* Assignment: Look below for lines that hold the string "this" and copy each one.

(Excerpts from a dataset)

+++++

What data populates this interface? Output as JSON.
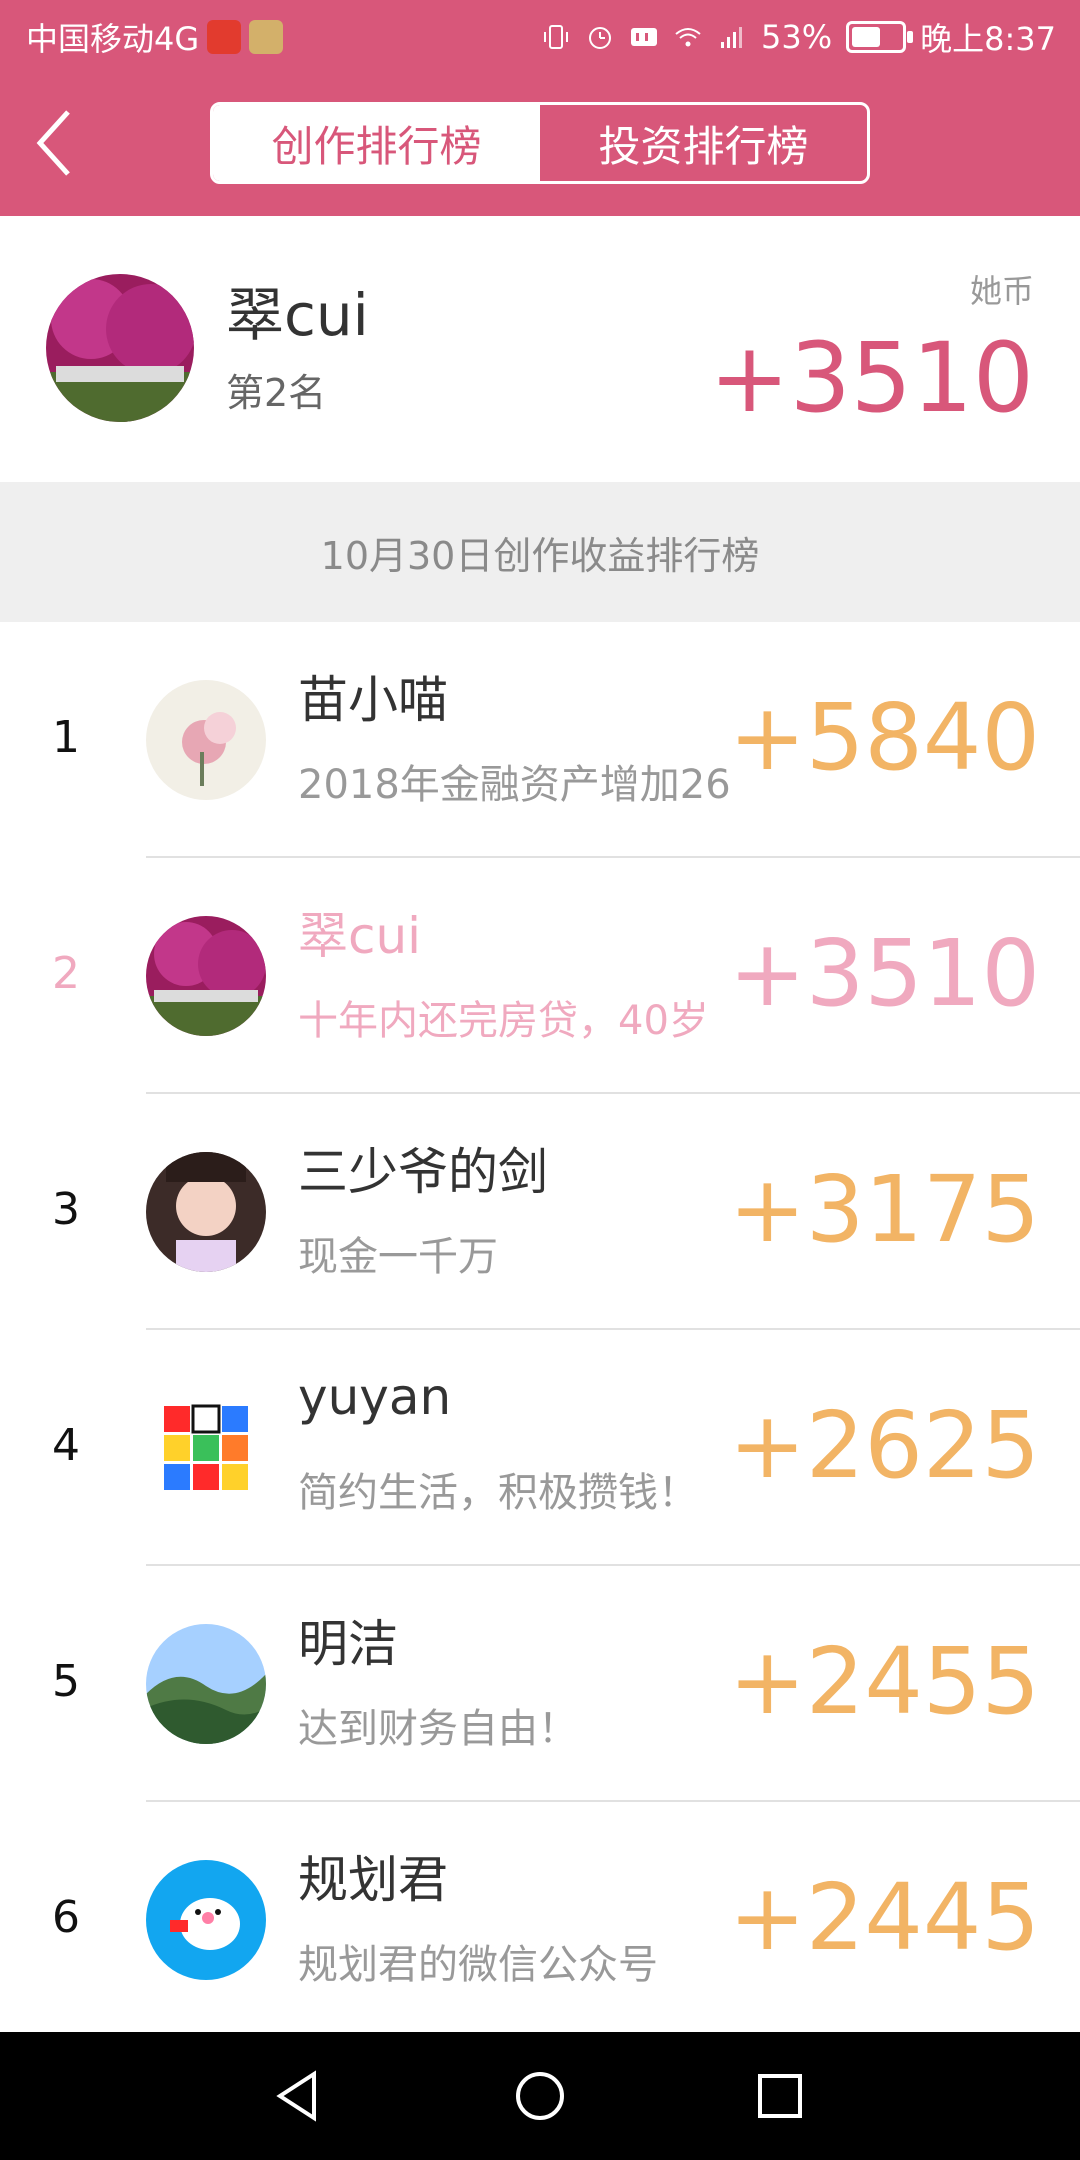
{
  "status": {
    "carrier": "中国移动4G",
    "battery": "53%",
    "time": "晚上8:37"
  },
  "header": {
    "tabs": [
      {
        "label": "创作排行榜",
        "active": true
      },
      {
        "label": "投资排行榜",
        "active": false
      }
    ]
  },
  "me": {
    "name": "翠cui",
    "rank_text": "第2名",
    "unit": "她币",
    "score": "+3510"
  },
  "section": {
    "title": "10月30日创作收益排行榜"
  },
  "list": [
    {
      "index": "1",
      "name": "苗小喵",
      "subtitle": "2018年金融资产增加26",
      "score": "+5840"
    },
    {
      "index": "2",
      "name": "翠cui",
      "subtitle": "十年内还完房贷，40岁",
      "score": "+3510",
      "is_me": true
    },
    {
      "index": "3",
      "name": "三少爷的剑",
      "subtitle": "现金一千万",
      "score": "+3175"
    },
    {
      "index": "4",
      "name": "yuyan",
      "subtitle": "简约生活，积极攒钱！",
      "score": "+2625"
    },
    {
      "index": "5",
      "name": "明洁",
      "subtitle": "达到财务自由！",
      "score": "+2455"
    },
    {
      "index": "6",
      "name": "规划君",
      "subtitle": "规划君的微信公众号",
      "score": "+2445"
    }
  ],
  "colors": {
    "brand": "#d8577a",
    "score_orange": "#f2b465",
    "me_pink": "#f0a9bf"
  },
  "icons": {
    "back": "chevron-left-icon",
    "nav": [
      "back-triangle-icon",
      "home-circle-icon",
      "recent-square-icon"
    ]
  }
}
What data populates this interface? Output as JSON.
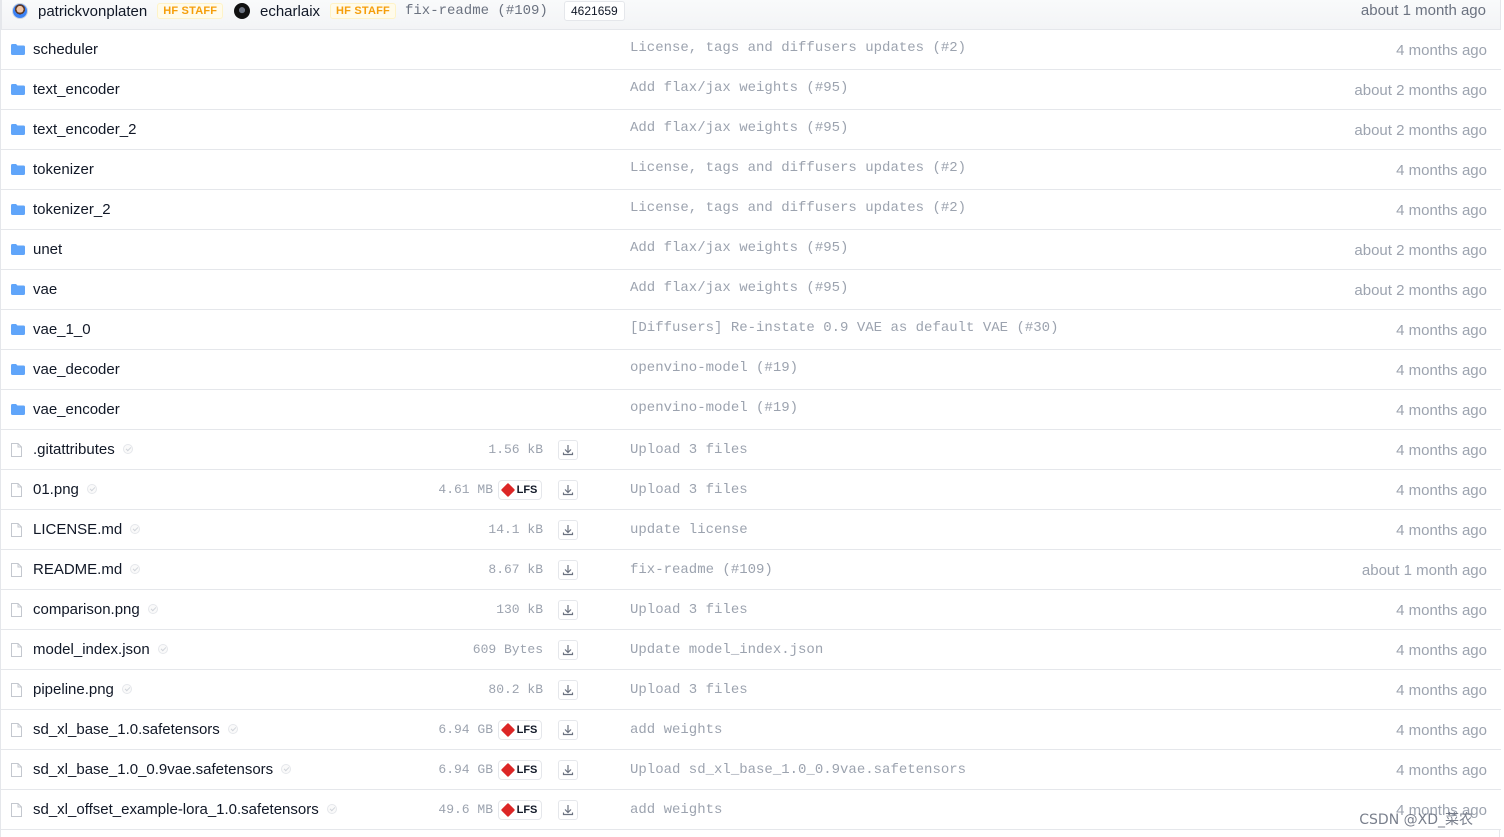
{
  "header": {
    "authors": [
      {
        "name": "patrickvonplaten",
        "badge": "HF STAFF"
      },
      {
        "name": "echarlaix",
        "badge": "HF STAFF"
      }
    ],
    "commit_message": "fix-readme (#109)",
    "commit_hash": "4621659",
    "date": "about 1 month ago"
  },
  "folders": [
    {
      "name": "scheduler",
      "message": "License, tags and diffusers updates (#2)",
      "date": "4 months ago"
    },
    {
      "name": "text_encoder",
      "message": "Add flax/jax weights (#95)",
      "date": "about 2 months ago"
    },
    {
      "name": "text_encoder_2",
      "message": "Add flax/jax weights (#95)",
      "date": "about 2 months ago"
    },
    {
      "name": "tokenizer",
      "message": "License, tags and diffusers updates (#2)",
      "date": "4 months ago"
    },
    {
      "name": "tokenizer_2",
      "message": "License, tags and diffusers updates (#2)",
      "date": "4 months ago"
    },
    {
      "name": "unet",
      "message": "Add flax/jax weights (#95)",
      "date": "about 2 months ago"
    },
    {
      "name": "vae",
      "message": "Add flax/jax weights (#95)",
      "date": "about 2 months ago"
    },
    {
      "name": "vae_1_0",
      "message": "[Diffusers] Re-instate 0.9 VAE as default VAE (#30)",
      "date": "4 months ago"
    },
    {
      "name": "vae_decoder",
      "message": "openvino-model (#19)",
      "date": "4 months ago"
    },
    {
      "name": "vae_encoder",
      "message": "openvino-model (#19)",
      "date": "4 months ago"
    }
  ],
  "files": [
    {
      "name": ".gitattributes",
      "size": "1.56 kB",
      "lfs": false,
      "message": "Upload 3 files",
      "date": "4 months ago"
    },
    {
      "name": "01.png",
      "size": "4.61 MB",
      "lfs": true,
      "message": "Upload 3 files",
      "date": "4 months ago"
    },
    {
      "name": "LICENSE.md",
      "size": "14.1 kB",
      "lfs": false,
      "message": "update license",
      "date": "4 months ago"
    },
    {
      "name": "README.md",
      "size": "8.67 kB",
      "lfs": false,
      "message": "fix-readme (#109)",
      "date": "about 1 month ago"
    },
    {
      "name": "comparison.png",
      "size": "130 kB",
      "lfs": false,
      "message": "Upload 3 files",
      "date": "4 months ago"
    },
    {
      "name": "model_index.json",
      "size": "609 Bytes",
      "lfs": false,
      "message": "Update model_index.json",
      "date": "4 months ago"
    },
    {
      "name": "pipeline.png",
      "size": "80.2 kB",
      "lfs": false,
      "message": "Upload 3 files",
      "date": "4 months ago"
    },
    {
      "name": "sd_xl_base_1.0.safetensors",
      "size": "6.94 GB",
      "lfs": true,
      "message": "add weights",
      "date": "4 months ago"
    },
    {
      "name": "sd_xl_base_1.0_0.9vae.safetensors",
      "size": "6.94 GB",
      "lfs": true,
      "message": "Upload sd_xl_base_1.0_0.9vae.safetensors",
      "date": "4 months ago"
    },
    {
      "name": "sd_xl_offset_example-lora_1.0.safetensors",
      "size": "49.6 MB",
      "lfs": true,
      "message": "add weights",
      "date": "4 months ago"
    }
  ],
  "lfs_label": "LFS",
  "watermark": "CSDN @XD_菜农",
  "colors": {
    "folder": "#60a5fa",
    "lfs": "#dc2626",
    "staff_badge": "#f59e0b"
  }
}
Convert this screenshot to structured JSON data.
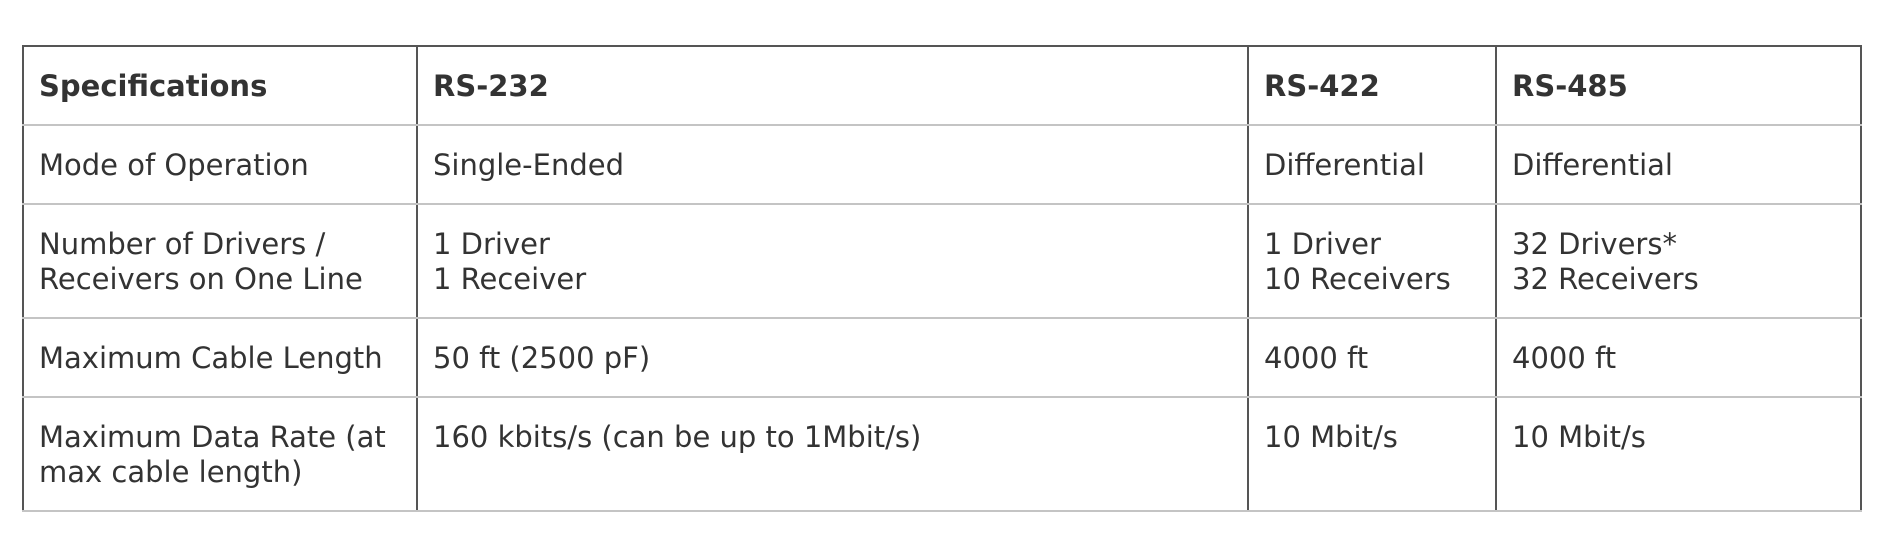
{
  "table": {
    "headers": [
      "Specifications",
      "RS-232",
      "RS-422",
      "RS-485"
    ],
    "rows": [
      {
        "label": "Mode of Operation",
        "rs232": "Single-Ended",
        "rs422": "Differential",
        "rs485": "Differential"
      },
      {
        "label": "Number of Drivers /\nReceivers on One Line",
        "rs232": "1 Driver\n1 Receiver",
        "rs422": "1 Driver\n10 Receivers",
        "rs485": "32 Drivers*\n32 Receivers"
      },
      {
        "label": "Maximum Cable Length",
        "rs232": "50 ft (2500 pF)",
        "rs422": "4000 ft",
        "rs485": "4000 ft"
      },
      {
        "label": "Maximum Data Rate (at\nmax cable length)",
        "rs232": "160 kbits/s (can be up to 1Mbit/s)",
        "rs422": "10 Mbit/s",
        "rs485": "10 Mbit/s"
      }
    ]
  }
}
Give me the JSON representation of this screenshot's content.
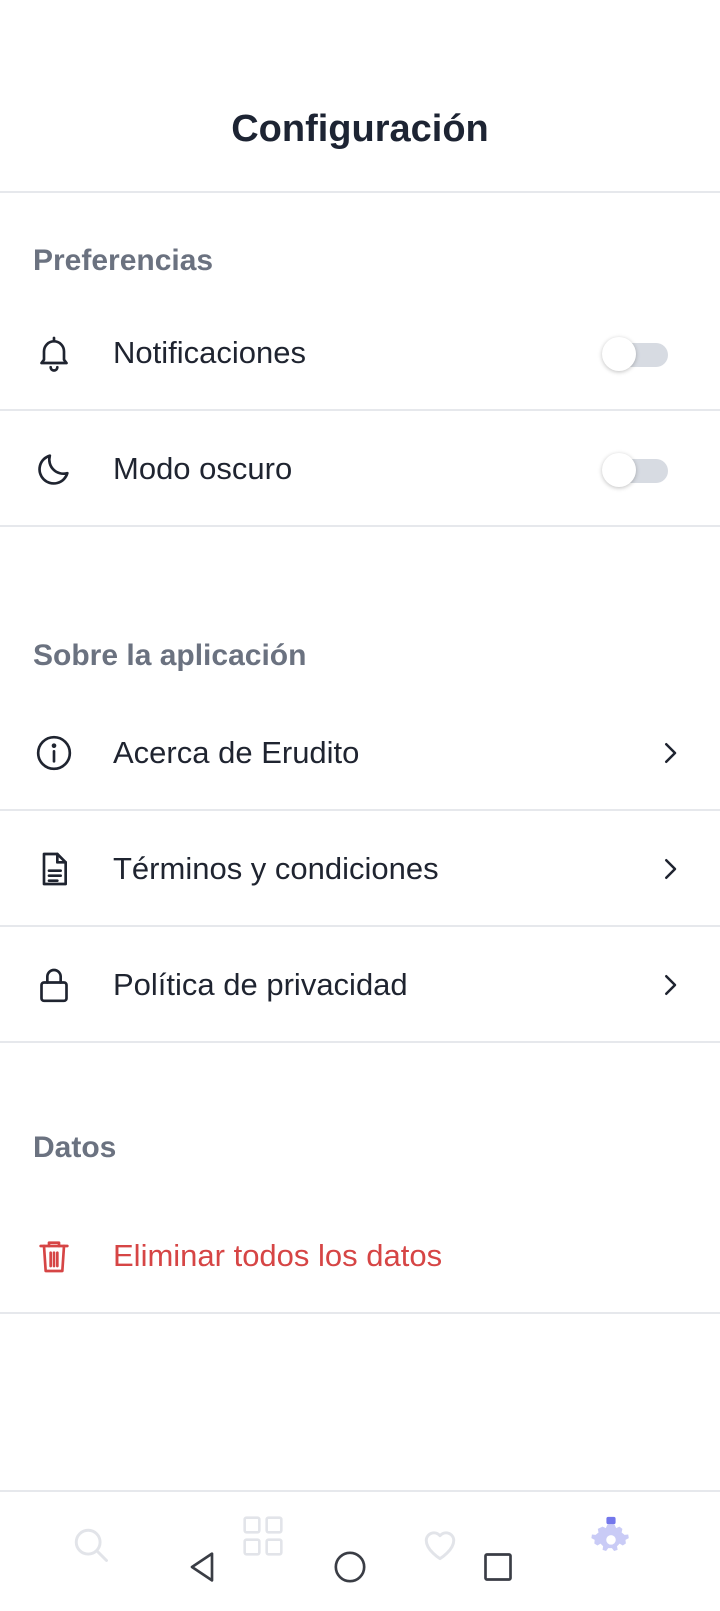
{
  "header": {
    "title": "Configuración"
  },
  "sections": [
    {
      "label": "Preferencias",
      "items": [
        {
          "label": "Notificaciones",
          "icon": "bell-icon",
          "toggle": false
        },
        {
          "label": "Modo oscuro",
          "icon": "moon-icon",
          "toggle": false
        }
      ]
    },
    {
      "label": "Sobre la aplicación",
      "items": [
        {
          "label": "Acerca de Erudito",
          "icon": "info-icon"
        },
        {
          "label": "Términos y condiciones",
          "icon": "document-icon"
        },
        {
          "label": "Política de privacidad",
          "icon": "lock-icon"
        }
      ]
    },
    {
      "label": "Datos",
      "items": [
        {
          "label": "Eliminar todos los datos",
          "icon": "trash-icon"
        }
      ]
    }
  ],
  "bottom_nav": {
    "tabs": [
      "search-icon",
      "grid-icon",
      "heart-icon",
      "gear-icon"
    ],
    "active": "gear-icon"
  },
  "system_nav": [
    "back-icon",
    "home-icon",
    "recents-icon"
  ],
  "colors": {
    "text": "#1f2430",
    "section_label": "#6b7280",
    "danger": "#d64545",
    "divider": "#e6e8ec",
    "toggle_off": "#d7dbe2",
    "active_tab": "#5b5fe8"
  }
}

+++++

* Exercise solution:
What data populates this interface? Output as JSON.
What data populates this interface? Output as JSON.
Convert this screenshot to structured JSON data.
Give me the JSON representation of this screenshot's content.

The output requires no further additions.